SFOX has distilled the 10 takeaways you need to know from those hearings. Read on to find out lawmakers’ takes on Libra, Facebook, and crypto at large.
1. Congress Understands the Difference between Libra and Cryptocurrency
During the U.S. House Financial Services Committee’s interview of a panel of experts, a common refrain from expert witness and CoinShares CSO Meltem Demirors was that Libra was not really a cryptocurrency.
“What [Facebook] is attempting to do,” Demirors told Congressman John Rose (R-Tn.), “is not to create a new payment system. What they’re attempting to do is to pass off this idea as a cryptocurrency, which it is not. They’re attempting to use regulatory cover to get away with doing something that would typically be regulated, which is asset management. It’s fundamentally different [than Bitcoin].”
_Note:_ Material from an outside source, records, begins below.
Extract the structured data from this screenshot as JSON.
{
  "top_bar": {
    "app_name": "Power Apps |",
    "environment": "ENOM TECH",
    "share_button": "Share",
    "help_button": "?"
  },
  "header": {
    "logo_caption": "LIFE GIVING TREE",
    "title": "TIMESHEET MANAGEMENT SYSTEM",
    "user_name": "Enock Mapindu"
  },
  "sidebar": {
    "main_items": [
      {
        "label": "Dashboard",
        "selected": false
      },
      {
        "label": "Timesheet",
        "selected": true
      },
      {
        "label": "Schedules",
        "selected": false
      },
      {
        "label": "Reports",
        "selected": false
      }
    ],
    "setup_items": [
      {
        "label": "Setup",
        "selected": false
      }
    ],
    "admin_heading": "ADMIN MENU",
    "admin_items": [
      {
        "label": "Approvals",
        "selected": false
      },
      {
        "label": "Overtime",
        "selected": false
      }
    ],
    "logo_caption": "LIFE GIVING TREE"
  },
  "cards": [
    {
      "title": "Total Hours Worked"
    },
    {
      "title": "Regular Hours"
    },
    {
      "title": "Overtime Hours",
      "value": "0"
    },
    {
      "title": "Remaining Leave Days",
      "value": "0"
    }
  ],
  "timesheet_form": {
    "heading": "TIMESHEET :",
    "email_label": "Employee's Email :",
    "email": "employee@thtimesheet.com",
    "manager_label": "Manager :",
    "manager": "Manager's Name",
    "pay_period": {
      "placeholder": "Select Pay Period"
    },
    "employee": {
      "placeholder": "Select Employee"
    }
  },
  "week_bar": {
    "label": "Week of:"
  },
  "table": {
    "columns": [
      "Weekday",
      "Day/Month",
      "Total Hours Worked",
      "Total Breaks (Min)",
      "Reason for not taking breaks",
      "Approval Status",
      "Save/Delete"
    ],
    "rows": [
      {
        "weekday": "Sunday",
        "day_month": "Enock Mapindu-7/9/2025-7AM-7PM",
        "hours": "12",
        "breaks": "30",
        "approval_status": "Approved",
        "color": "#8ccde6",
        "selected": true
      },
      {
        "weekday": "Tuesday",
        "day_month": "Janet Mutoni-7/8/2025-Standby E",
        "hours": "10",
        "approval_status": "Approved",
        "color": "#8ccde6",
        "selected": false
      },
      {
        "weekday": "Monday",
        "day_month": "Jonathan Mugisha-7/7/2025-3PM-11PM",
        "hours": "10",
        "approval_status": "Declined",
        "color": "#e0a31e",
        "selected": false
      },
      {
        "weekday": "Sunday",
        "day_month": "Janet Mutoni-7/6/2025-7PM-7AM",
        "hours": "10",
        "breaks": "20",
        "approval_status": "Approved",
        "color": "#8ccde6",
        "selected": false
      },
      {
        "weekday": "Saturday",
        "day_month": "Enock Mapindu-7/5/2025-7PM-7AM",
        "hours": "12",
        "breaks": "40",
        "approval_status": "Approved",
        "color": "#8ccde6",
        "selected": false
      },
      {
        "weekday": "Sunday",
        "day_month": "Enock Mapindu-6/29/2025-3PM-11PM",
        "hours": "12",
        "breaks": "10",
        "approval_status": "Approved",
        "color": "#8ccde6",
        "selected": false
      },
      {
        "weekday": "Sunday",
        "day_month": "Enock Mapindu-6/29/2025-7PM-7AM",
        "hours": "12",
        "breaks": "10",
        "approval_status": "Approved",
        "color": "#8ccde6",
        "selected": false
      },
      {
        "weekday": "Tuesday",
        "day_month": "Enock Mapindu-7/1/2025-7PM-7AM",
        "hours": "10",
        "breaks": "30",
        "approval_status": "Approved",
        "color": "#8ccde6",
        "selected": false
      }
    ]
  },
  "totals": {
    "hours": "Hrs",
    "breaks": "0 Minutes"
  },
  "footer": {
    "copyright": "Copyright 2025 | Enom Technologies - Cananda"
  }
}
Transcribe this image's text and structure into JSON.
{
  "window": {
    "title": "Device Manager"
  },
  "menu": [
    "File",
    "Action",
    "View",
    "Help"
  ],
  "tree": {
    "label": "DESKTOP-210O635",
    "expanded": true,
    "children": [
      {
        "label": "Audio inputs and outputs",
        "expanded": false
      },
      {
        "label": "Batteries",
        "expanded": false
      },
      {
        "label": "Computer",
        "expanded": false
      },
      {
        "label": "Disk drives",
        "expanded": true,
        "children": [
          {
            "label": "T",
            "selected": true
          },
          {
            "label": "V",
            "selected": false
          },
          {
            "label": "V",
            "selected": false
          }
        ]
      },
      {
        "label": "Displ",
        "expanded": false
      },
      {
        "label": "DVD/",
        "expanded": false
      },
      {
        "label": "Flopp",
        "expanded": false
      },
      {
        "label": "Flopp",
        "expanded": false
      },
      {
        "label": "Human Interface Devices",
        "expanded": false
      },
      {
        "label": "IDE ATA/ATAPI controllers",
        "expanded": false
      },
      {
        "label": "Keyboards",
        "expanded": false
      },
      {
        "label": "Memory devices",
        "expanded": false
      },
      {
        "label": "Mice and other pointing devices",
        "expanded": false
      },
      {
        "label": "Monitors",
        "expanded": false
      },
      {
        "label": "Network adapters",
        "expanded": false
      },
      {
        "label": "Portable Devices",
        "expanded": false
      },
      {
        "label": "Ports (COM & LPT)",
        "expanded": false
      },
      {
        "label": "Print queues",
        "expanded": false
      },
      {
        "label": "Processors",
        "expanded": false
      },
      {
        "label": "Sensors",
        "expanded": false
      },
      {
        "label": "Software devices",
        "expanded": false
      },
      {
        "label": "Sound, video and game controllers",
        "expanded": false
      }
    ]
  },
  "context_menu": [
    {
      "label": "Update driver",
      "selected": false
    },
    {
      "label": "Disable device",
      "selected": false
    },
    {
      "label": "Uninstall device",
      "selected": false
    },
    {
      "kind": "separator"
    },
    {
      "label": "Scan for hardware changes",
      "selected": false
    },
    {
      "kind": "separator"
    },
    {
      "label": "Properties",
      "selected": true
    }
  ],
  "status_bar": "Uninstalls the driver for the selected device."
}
Consistent with this refrain, Congress seemed more interested in the future of Facebook as a financial services entity, not in Bitcoin or the cryptocurrency sector per se.
2. Congress Is Worried about Facebook Being “Too Big to Fail”
With the word “oligopoly” bandied about multiple times during the Wednesday congressional hearing, one of Congress’s main concerns was Facebook forming a consortium of powerful companies that could become “systemically important,” invoking the specter of the “systemically important” financial institutions involved in the 2008 financial crisis.